### What the exercise asks
Would you restate all the entries exactly, leaving nothing out?
-------------------------
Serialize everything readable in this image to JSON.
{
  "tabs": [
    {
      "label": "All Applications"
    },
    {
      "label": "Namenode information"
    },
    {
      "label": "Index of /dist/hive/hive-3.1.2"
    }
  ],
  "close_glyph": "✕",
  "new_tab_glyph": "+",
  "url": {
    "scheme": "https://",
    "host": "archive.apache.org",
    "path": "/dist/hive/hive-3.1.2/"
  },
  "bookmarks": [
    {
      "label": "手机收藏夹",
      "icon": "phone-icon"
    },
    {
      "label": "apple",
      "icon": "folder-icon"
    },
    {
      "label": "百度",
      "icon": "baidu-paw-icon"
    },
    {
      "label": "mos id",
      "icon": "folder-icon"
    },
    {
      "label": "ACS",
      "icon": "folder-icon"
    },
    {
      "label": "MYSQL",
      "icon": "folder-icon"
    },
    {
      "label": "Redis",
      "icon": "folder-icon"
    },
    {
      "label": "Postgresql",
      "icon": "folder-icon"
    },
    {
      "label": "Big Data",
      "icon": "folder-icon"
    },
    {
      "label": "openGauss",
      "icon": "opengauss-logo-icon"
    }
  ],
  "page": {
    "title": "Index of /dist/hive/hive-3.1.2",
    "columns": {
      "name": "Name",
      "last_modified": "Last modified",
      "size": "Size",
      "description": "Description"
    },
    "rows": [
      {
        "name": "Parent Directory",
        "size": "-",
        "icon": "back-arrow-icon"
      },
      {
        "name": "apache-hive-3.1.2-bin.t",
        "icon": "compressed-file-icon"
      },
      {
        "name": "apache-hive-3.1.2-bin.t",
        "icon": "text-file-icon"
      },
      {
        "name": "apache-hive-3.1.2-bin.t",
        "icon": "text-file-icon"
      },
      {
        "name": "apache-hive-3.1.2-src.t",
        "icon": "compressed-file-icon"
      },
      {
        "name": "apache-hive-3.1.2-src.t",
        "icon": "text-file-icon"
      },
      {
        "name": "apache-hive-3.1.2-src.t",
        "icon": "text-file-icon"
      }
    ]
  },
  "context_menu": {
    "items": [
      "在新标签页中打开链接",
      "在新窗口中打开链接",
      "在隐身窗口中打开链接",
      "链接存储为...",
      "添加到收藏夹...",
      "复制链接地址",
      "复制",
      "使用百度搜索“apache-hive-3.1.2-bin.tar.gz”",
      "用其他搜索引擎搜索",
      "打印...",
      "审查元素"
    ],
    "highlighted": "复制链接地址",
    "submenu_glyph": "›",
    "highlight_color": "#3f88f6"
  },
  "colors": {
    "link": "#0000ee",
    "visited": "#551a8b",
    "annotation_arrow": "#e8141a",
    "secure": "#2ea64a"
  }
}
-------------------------
### Response area
Serialize everything readable in this image to JSON.
{
  "tabs": [
    {
      "label": "All Applications"
    },
    {
      "label": "Namenode information"
    },
    {
      "label": "Index of /dist/hive/hive-3.1.2"
    }
  ],
  "close_glyph": "✕",
  "new_tab_glyph": "+",
  "url": {
    "scheme": "https://",
    "host": "archive.apache.org",
    "path": "/dist/hive/hive-3.1.2/"
  },
  "bookmarks": [
    {
      "label": "手机收藏夹",
      "icon": "phone-icon"
    },
    {
      "label": "apple",
      "icon": "folder-icon"
    },
    {
      "label": "百度",
      "icon": "baidu-paw-icon"
    },
    {
      "label": "mos id",
      "icon": "folder-icon"
    },
    {
      "label": "ACS",
      "icon": "folder-icon"
    },
    {
      "label": "MYSQL",
      "icon": "folder-icon"
    },
    {
      "label": "Redis",
      "icon": "folder-icon"
    },
    {
      "label": "Postgresql",
      "icon": "folder-icon"
    },
    {
      "label": "Big Data",
      "icon": "folder-icon"
    },
    {
      "label": "openGauss",
      "icon": "opengauss-logo-icon"
    }
  ],
  "page": {
    "title": "Index of /dist/hive/hive-3.1.2",
    "columns": {
      "name": "Name",
      "last_modified": "Last modified",
      "size": "Size",
      "description": "Description"
    },
    "rows": [
      {
        "name": "Parent Directory",
        "size": "-",
        "icon": "back-arrow-icon"
      },
      {
        "name": "apache-hive-3.1.2-bin.t",
        "icon": "compressed-file-icon"
      },
      {
        "name": "apache-hive-3.1.2-bin.t",
        "icon": "text-file-icon"
      },
      {
        "name": "apache-hive-3.1.2-bin.t",
        "icon": "text-file-icon"
      },
      {
        "name": "apache-hive-3.1.2-src.t",
        "icon": "compressed-file-icon"
      },
      {
        "name": "apache-hive-3.1.2-src.t",
        "icon": "text-file-icon"
      },
      {
        "name": "apache-hive-3.1.2-src.t",
        "icon": "text-file-icon"
      }
    ]
  },
  "context_menu": {
    "items": [
      "在新标签页中打开链接",
      "在新窗口中打开链接",
      "在隐身窗口中打开链接",
      "链接存储为...",
      "添加到收藏夹...",
      "复制链接地址",
      "复制",
      "使用百度搜索“apache-hive-3.1.2-bin.tar.gz”",
      "用其他搜索引擎搜索",
      "打印...",
      "审查元素"
    ],
    "highlighted": "复制链接地址",
    "submenu_glyph": "›",
    "highlight_color": "#3f88f6"
  },
  "colors": {
    "link": "#0000ee",
    "visited": "#551a8b",
    "annotation_arrow": "#e8141a",
    "secure": "#2ea64a"
  }
}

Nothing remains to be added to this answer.